Post Easter Musing
As a child I recall asking my parents why, if Jesus rose from the dead, he is still hanging on the cross in Catholic churches. Now I am asking why Christians focus so much on the narrative of death and resurrection and ignore the radical teachings of Jesus. Could it be because those teachings challenge our way of life? Did Jesus really say that we should give up our wealth, feed the hungry, clothe the poor, and LOVE OUR ENEMIES???
As a Quaker, I have come to see the meaning of the resurrection in a new way. George Fox (1624-1691) said, “Christ has come to teach His people Himself.” To me that means that Christ (the inner Light, the inward teacher, the Seed) dwells within us and is directly available. The teachings continue.
I also see the death and resurrection story as deeply rooted in human cultural experience. As a college student reading The Golden Bough by Sir James Frazer, I was amazed to learn that ancient practices in many places around the world included rituals of killing the divine king, or tree-spirit, or spirit of vegetation, and burying an effigy (a tree branch) which would then burst forth with new life. Placing the Christian narrative into this larger picture of seasonality, with the rebirth of life in the spring (in the Northern hemisphere, at least), helped me better understand it.
My joy at this time of year comes from seeing new life springing forth. In Fairbanks, Alaska, the physical manifestations are slower than elsewhere, but I sense around me evidence of spiritual awakening. This gives me hope.

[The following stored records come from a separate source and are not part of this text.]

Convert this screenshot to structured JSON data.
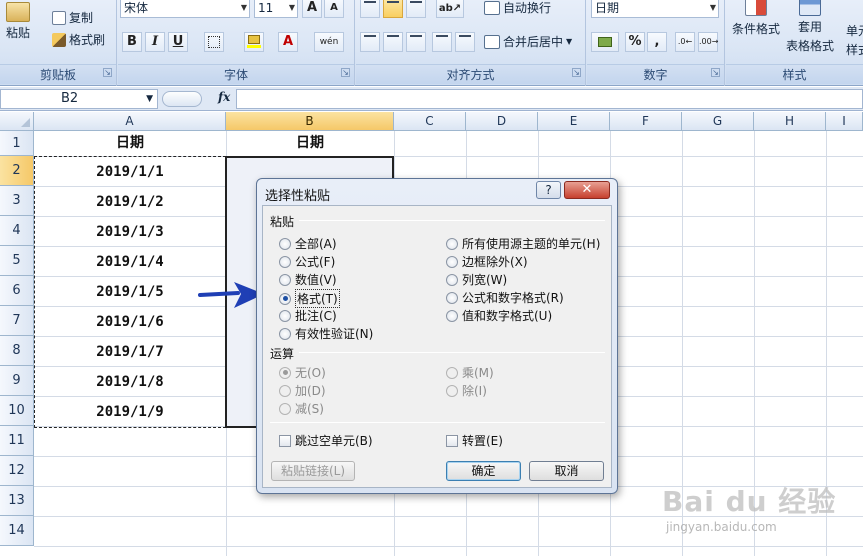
{
  "ribbon": {
    "clipboard": {
      "label": "剪贴板",
      "paste": "粘贴",
      "copy": "复制",
      "format_painter": "格式刷"
    },
    "font": {
      "label": "字体",
      "font_name": "宋体",
      "font_size": "11",
      "bold": "B",
      "italic": "I",
      "underline": "U",
      "grow": "A",
      "shrink": "A",
      "font_color": "A",
      "phonetic": "wén"
    },
    "alignment": {
      "label": "对齐方式",
      "wrap_text": "自动换行",
      "merge_center": "合并后居中"
    },
    "number": {
      "label": "数字",
      "format": "日期",
      "percent": "%",
      "comma": ","
    },
    "styles": {
      "label": "样式",
      "conditional_format": "条件格式",
      "table_format_1": "套用",
      "table_format_2": "表格格式",
      "cell_styles_1": "单元",
      "cell_styles_2": "样式"
    }
  },
  "formula_bar": {
    "name_box": "B2",
    "fx": "fx",
    "formula": ""
  },
  "sheet": {
    "columns": [
      "A",
      "B",
      "C",
      "D",
      "E",
      "F",
      "G",
      "H",
      "I"
    ],
    "rows": [
      "1",
      "2",
      "3",
      "4",
      "5",
      "6",
      "7",
      "8",
      "9",
      "10",
      "11",
      "12",
      "13",
      "14"
    ],
    "a_header": "日期",
    "b_header": "日期",
    "dates": [
      "2019/1/1",
      "2019/1/2",
      "2019/1/3",
      "2019/1/4",
      "2019/1/5",
      "2019/1/6",
      "2019/1/7",
      "2019/1/8",
      "2019/1/9"
    ]
  },
  "dialog": {
    "title": "选择性粘贴",
    "help": "?",
    "close": "✕",
    "paste_section": "粘贴",
    "paste_options_left": [
      "全部(A)",
      "公式(F)",
      "数值(V)",
      "格式(T)",
      "批注(C)",
      "有效性验证(N)"
    ],
    "paste_options_right": [
      "所有使用源主题的单元(H)",
      "边框除外(X)",
      "列宽(W)",
      "公式和数字格式(R)",
      "值和数字格式(U)"
    ],
    "operation_section": "运算",
    "operation_left": [
      "无(O)",
      "加(D)",
      "减(S)"
    ],
    "operation_right": [
      "乘(M)",
      "除(I)"
    ],
    "skip_blanks": "跳过空单元(B)",
    "transpose": "转置(E)",
    "paste_link": "粘贴链接(L)",
    "ok": "确定",
    "cancel": "取消"
  },
  "watermark": {
    "brand": "Bai du 经验",
    "url": "jingyan.baidu.com"
  }
}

This week I have been musing about the meaning of Equinox. Somehow, especially here in Alaska, calling a day between the 19th and 21st of March the “First Day of Spring” doesn’t quite cut it. In Fairbanks, at least, the ground is still covered with snow. The trees are not yet budding out, as they are in the Lower 48 states. There are no crocus or daffodils pushing up. What we DO have is more light. What blows my mind is the fact that at the Equinox, whether vernal or autumnal, there is equal, or almost equal, amounts of light and dark everywhere on the planet. If we tune in at all to celestial phenomena, that must mean something. In many places, where people live in cities and rule their days by work schedules, this event goes virtually unnoticed, but in Alaska it’s a big deal. From this point onward to the Summer Solstice, we rapidly gain daylight until there is no dark at all. If I were to create a ceremony to mark this event, I would want to have balance, equality, and a moment of stillness. I think about one of my favorite quotes from T.S. Eliot’s Four Quartets:
“At the still point of the turning world. Neither flesh nor fleshless;
Neither from nor towards; at the still point, there the dance is,
But neither arrest nor movement. And do not call it fixity,
Where past and future are gathered. Neither movement from nor towards,
Neither ascent nor decline. Except for the point, the still point,
There would be no dance, and there is only the dance.”
In the past I have used this quote to share with non-Quaker audiences what it is like to settle into silent worship. But today I see its relevance to the Equinox, the still point of the turning world.